In psychology, the false consensus effect, also known as consensus bias, is a pervasive cognitive bias in social inferences, such that people tend to “see their own behavioral choices and judgments as relatively common and appropriate to existing circumstances.

The False Consensus Bias refers to peoples tendency;

  • Others share your beliefs
  • Others will behave similarly
  • Overestimate the extent to which their beliefs or opinions are typical of those of others

This false consensus is significant because it increases or decreases self-esteem, the overconfidence effect or a belief that everyone knows one’s own knowledge. It can be derived from a desire to conform and be liked by others in a social environment. This bias is especially prevalent in group settings where one thinks the collective opinion of their own group matches that of the larger population. Since the members of a group reach a consensus and rarely encounter those who dispute it, they tend to believe that everybody thinks the same way.

The false-consensus effect is not restricted to cases where people believe that their values are shared by the majority, but it still manifests as an overestimate of the extent of their belief

The only true wisdom is in knowing you know nothing. – Socrates

The Dunning–Kruger effect is a cognitive bias in which people with low ability at a task overestimate their ability. It is related to the cognitive bias of illusory superiority and comes from the inability of people to recognize their lack of ability. 

According to Social Psychologists, David Dunning and Justin Kruger, People tend to hold overly favorable views of their abilities in many social and intellectual domains. The bias results from an internal illusion in people of low ability and from an external misperception in people of high ability; that is,

The miscalibration of the incompetent stems from an error about the self, whereas the miscalibration of the highly competent stems from an error about others.

The authors suggest that this overestimation occurs, in part, because people who are unskilled in these domains suffer a dual burden: Not only do these people reach erroneous conclusions and make unfortunate choices, but their incompetence robs them of the metacognitive ability to realize it.

Across four studies, the authors found that participants scoring in the bottom quartile on tests of humor, grammar, and logic grossly overestimated their test performance and ability. Although their test scores put them in the 12th percentile, they estimated themselves to be in the 62nd. Several analyses linked this miscalibration to deficits in metacognitive skill, or the capacity to distinguish accuracy from error. Paradoxically, improving the skills of the participants, and thus increasing their metacognitive competence, helped them recognize the limitations of their abilities. 

The average person suffers from three delusions: That he is a good driver, That he has a good sense of humor and That he is a good listener

Recently I enrolled in a Bootcamp, which I had thought would help me achieve one of my career goals.
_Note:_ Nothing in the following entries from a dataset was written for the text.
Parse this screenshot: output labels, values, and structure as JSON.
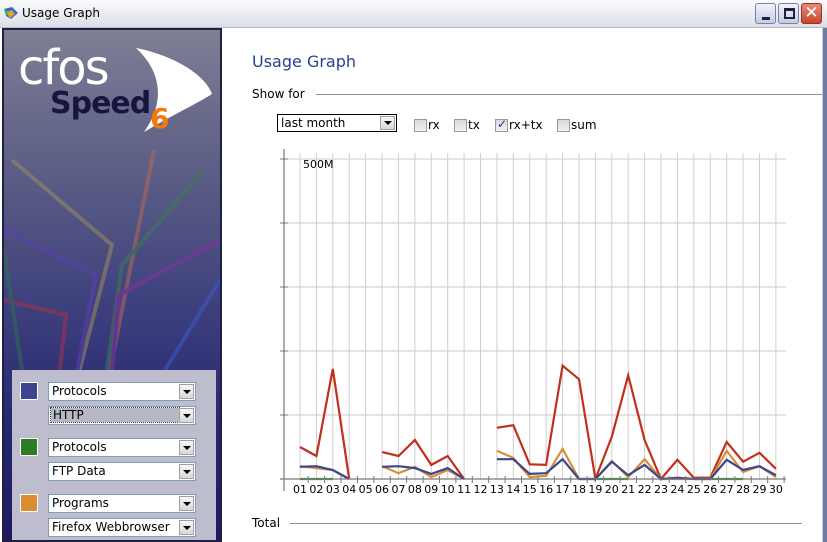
{
  "window": {
    "title": "Usage Graph",
    "controls": {
      "minimize": "minimize-icon",
      "maximize": "maximize-icon",
      "close": "close-icon"
    }
  },
  "sidebar": {
    "logo": {
      "word1": "cfos",
      "word2": "Speed",
      "version": "6"
    },
    "filters": [
      {
        "color": "#3b4590",
        "category": "Protocols",
        "item": "HTTP",
        "focused": true
      },
      {
        "color": "#2e7a25",
        "category": "Protocols",
        "item": "FTP Data",
        "focused": false
      },
      {
        "color": "#d98e32",
        "category": "Programs",
        "item": "Firefox Webbrowser",
        "focused": false
      }
    ]
  },
  "main": {
    "title": "Usage Graph",
    "show_for_label": "Show for",
    "period": {
      "selected": "last month"
    },
    "checkboxes": [
      {
        "label": "rx",
        "checked": false
      },
      {
        "label": "tx",
        "checked": false
      },
      {
        "label": "rx+tx",
        "checked": true
      },
      {
        "label": "sum",
        "checked": false
      }
    ],
    "total_label": "Total"
  },
  "chart_data": {
    "type": "line",
    "title": "",
    "xlabel": "",
    "ylabel": "",
    "x": [
      "01",
      "02",
      "03",
      "04",
      "05",
      "06",
      "07",
      "08",
      "09",
      "10",
      "11",
      "12",
      "13",
      "14",
      "15",
      "16",
      "17",
      "18",
      "19",
      "20",
      "21",
      "22",
      "23",
      "24",
      "25",
      "26",
      "27",
      "28",
      "29",
      "30"
    ],
    "ylim": [
      0,
      500
    ],
    "y_unit": "M",
    "y_tick_labels": [
      {
        "value": 500,
        "label": "500M"
      }
    ],
    "y_gridlines": [
      0,
      100,
      200,
      300,
      400,
      500
    ],
    "grid": true,
    "legend": "none",
    "series": [
      {
        "name": "Total",
        "color": "#c0301c",
        "values": [
          50,
          36,
          172,
          0,
          null,
          42,
          36,
          61,
          22,
          36,
          0,
          null,
          80,
          84,
          23,
          22,
          177,
          156,
          0,
          66,
          162,
          61,
          0,
          30,
          2,
          2,
          58,
          27,
          41,
          16
        ]
      },
      {
        "name": "Firefox Webbrowser",
        "color": "#d98e32",
        "values": [
          20,
          17,
          14,
          0,
          null,
          20,
          9,
          19,
          3,
          14,
          0,
          null,
          44,
          33,
          3,
          5,
          47,
          0,
          0,
          28,
          3,
          31,
          0,
          0,
          0,
          0,
          44,
          11,
          20,
          3
        ]
      },
      {
        "name": "HTTP",
        "color": "#3b4590",
        "values": [
          19,
          20,
          14,
          0,
          null,
          19,
          20,
          17,
          8,
          17,
          0,
          null,
          31,
          31,
          8,
          9,
          31,
          0,
          0,
          27,
          6,
          22,
          0,
          2,
          0,
          0,
          30,
          14,
          20,
          6
        ]
      },
      {
        "name": "FTP Data",
        "color": "#3c9a38",
        "values": [
          0,
          0,
          0,
          null,
          null,
          null,
          null,
          null,
          null,
          null,
          null,
          null,
          null,
          null,
          null,
          null,
          null,
          null,
          0,
          0,
          0,
          null,
          null,
          null,
          null,
          0,
          0,
          0,
          null,
          null
        ]
      }
    ]
  }
}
Few weeks into the program and after I had paid a large sum of money, which was non-refundable, I realized It was not going to help achieve the career goal that I had intended and coupled with my hectic work schedule. It was not easy pulling the plug on the program, even though I had invested a large chunk of money, but I had to for the sake of my sanity & save money, time, and energy.

In retrospect, it was not a wrong move to leave the program as I was able to use that time for some other activities such as writing some IT certifications. I had to think of the trade-off I would be making vis a vis my career goals.

The Sunk Cost Fallacy is the tendency to continue to sink money, time, or effort into an activity/project we know is not going to give us our expected result. We continue these resources imply because we have already incurred a cost (sunk), which cannot be recouped. We place more value on the project based on how much we have already invested rather than the real present value.

The sunk cost is very pervasive in every area of our lives as we continue to spend money, time and effort in abusive relationships, loss generating business, viewing boring movies or sports games, nonproductive dating/marriage, or even schooling and career choice. There are lots of examples of the sunk cost in the business world such as Concorde, Google Glass, Microsoft Zune among others.

Here are some examples of the sunk cost fallacy:

Challenge the belief that the selection of a candidate for promotion should be based on their performance in their current role, rather than on their ability relevant to the intended role.

The Peter principle is a concept in management developed by Laurence J. Peter, which observes that people in a hierarchy tend to rise to their “level of incompetence”: an employee is promoted based on their success in previous jobs until they reach a level at which they are no longer competent, as skills in one job do not necessarily translate to another. 

The Peter principle states that a person who is competent at their job will earn promotion to a more senior position which requires different skills. If the promoted person lacks the skills required for their new role, then they will be incompetent at their new level, and so they will not be promoted again.

But if they are competent at their new role, then they will be promoted again, and they will continue to be promoted until they eventually reach a level at which they are incompetent. Being incompetent, they do not qualify to be promoted again, and so remain stuck at that final level for the rest of their career (termed “Final Placement” or “Peter’s Plateau”).

In a Hierarchy: Every Employee Tends to Rise to His Level of Incompetence